• _RECORDS FOR THIS EXERCISE_:

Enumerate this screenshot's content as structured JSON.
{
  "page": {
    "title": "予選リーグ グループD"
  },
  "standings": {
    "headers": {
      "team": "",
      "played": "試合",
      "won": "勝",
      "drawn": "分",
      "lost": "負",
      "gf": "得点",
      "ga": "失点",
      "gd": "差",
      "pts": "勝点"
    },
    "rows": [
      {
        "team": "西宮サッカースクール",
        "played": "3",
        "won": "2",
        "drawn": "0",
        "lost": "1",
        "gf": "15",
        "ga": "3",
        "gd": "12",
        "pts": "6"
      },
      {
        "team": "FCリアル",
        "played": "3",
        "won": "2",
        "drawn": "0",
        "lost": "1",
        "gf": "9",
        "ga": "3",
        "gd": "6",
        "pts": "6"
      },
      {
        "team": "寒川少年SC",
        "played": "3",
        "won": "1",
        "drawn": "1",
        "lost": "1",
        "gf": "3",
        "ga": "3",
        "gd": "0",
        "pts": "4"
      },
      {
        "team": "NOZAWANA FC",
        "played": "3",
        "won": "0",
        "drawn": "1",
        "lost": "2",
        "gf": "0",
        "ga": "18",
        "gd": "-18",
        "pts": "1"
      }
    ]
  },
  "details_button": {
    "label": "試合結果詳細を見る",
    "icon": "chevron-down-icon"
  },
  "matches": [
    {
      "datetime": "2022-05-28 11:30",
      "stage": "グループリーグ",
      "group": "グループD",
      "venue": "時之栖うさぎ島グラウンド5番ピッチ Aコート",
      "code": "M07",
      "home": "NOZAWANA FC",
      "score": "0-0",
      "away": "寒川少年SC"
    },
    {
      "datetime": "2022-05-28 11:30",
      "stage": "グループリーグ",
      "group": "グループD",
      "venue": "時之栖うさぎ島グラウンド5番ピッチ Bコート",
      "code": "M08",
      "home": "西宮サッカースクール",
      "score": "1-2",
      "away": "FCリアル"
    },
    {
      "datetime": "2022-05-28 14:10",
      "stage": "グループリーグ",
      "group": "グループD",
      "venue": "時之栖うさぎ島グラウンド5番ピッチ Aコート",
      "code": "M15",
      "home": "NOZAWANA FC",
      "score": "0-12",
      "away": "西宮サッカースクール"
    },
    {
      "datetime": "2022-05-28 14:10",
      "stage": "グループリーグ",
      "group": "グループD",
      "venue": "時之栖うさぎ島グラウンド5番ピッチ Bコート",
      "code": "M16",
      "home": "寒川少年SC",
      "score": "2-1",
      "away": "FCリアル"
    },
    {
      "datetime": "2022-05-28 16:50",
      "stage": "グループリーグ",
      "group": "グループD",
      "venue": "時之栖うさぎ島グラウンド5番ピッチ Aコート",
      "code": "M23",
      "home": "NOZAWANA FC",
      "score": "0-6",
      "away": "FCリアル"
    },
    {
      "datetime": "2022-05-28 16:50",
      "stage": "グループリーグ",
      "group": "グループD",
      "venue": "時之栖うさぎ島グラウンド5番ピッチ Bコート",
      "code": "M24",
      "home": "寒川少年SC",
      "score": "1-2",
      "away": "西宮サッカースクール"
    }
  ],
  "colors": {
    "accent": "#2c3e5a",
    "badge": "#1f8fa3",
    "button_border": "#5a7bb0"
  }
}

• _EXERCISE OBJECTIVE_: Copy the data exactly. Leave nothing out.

• _ANSWER_:
Enumerate this screenshot's content as structured JSON.
{
  "page": {
    "title": "予選リーグ グループD"
  },
  "standings": {
    "headers": {
      "team": "",
      "played": "試合",
      "won": "勝",
      "drawn": "分",
      "lost": "負",
      "gf": "得点",
      "ga": "失点",
      "gd": "差",
      "pts": "勝点"
    },
    "rows": [
      {
        "team": "西宮サッカースクール",
        "played": "3",
        "won": "2",
        "drawn": "0",
        "lost": "1",
        "gf": "15",
        "ga": "3",
        "gd": "12",
        "pts": "6"
      },
      {
        "team": "FCリアル",
        "played": "3",
        "won": "2",
        "drawn": "0",
        "lost": "1",
        "gf": "9",
        "ga": "3",
        "gd": "6",
        "pts": "6"
      },
      {
        "team": "寒川少年SC",
        "played": "3",
        "won": "1",
        "drawn": "1",
        "lost": "1",
        "gf": "3",
        "ga": "3",
        "gd": "0",
        "pts": "4"
      },
      {
        "team": "NOZAWANA FC",
        "played": "3",
        "won": "0",
        "drawn": "1",
        "lost": "2",
        "gf": "0",
        "ga": "18",
        "gd": "-18",
        "pts": "1"
      }
    ]
  },
  "details_button": {
    "label": "試合結果詳細を見る",
    "icon": "chevron-down-icon"
  },
  "matches": [
    {
      "datetime": "2022-05-28 11:30",
      "stage": "グループリーグ",
      "group": "グループD",
      "venue": "時之栖うさぎ島グラウンド5番ピッチ Aコート",
      "code": "M07",
      "home": "NOZAWANA FC",
      "score": "0-0",
      "away": "寒川少年SC"
    },
    {
      "datetime": "2022-05-28 11:30",
      "stage": "グループリーグ",
      "group": "グループD",
      "venue": "時之栖うさぎ島グラウンド5番ピッチ Bコート",
      "code": "M08",
      "home": "西宮サッカースクール",
      "score": "1-2",
      "away": "FCリアル"
    },
    {
      "datetime": "2022-05-28 14:10",
      "stage": "グループリーグ",
      "group": "グループD",
      "venue": "時之栖うさぎ島グラウンド5番ピッチ Aコート",
      "code": "M15",
      "home": "NOZAWANA FC",
      "score": "0-12",
      "away": "西宮サッカースクール"
    },
    {
      "datetime": "2022-05-28 14:10",
      "stage": "グループリーグ",
      "group": "グループD",
      "venue": "時之栖うさぎ島グラウンド5番ピッチ Bコート",
      "code": "M16",
      "home": "寒川少年SC",
      "score": "2-1",
      "away": "FCリアル"
    },
    {
      "datetime": "2022-05-28 16:50",
      "stage": "グループリーグ",
      "group": "グループD",
      "venue": "時之栖うさぎ島グラウンド5番ピッチ Aコート",
      "code": "M23",
      "home": "NOZAWANA FC",
      "score": "0-6",
      "away": "FCリアル"
    },
    {
      "datetime": "2022-05-28 16:50",
      "stage": "グループリーグ",
      "group": "グループD",
      "venue": "時之栖うさぎ島グラウンド5番ピッチ Bコート",
      "code": "M24",
      "home": "寒川少年SC",
      "score": "1-2",
      "away": "西宮サッカースクール"
    }
  ],
  "colors": {
    "accent": "#2c3e5a",
    "badge": "#1f8fa3",
    "button_border": "#5a7bb0"
  }
}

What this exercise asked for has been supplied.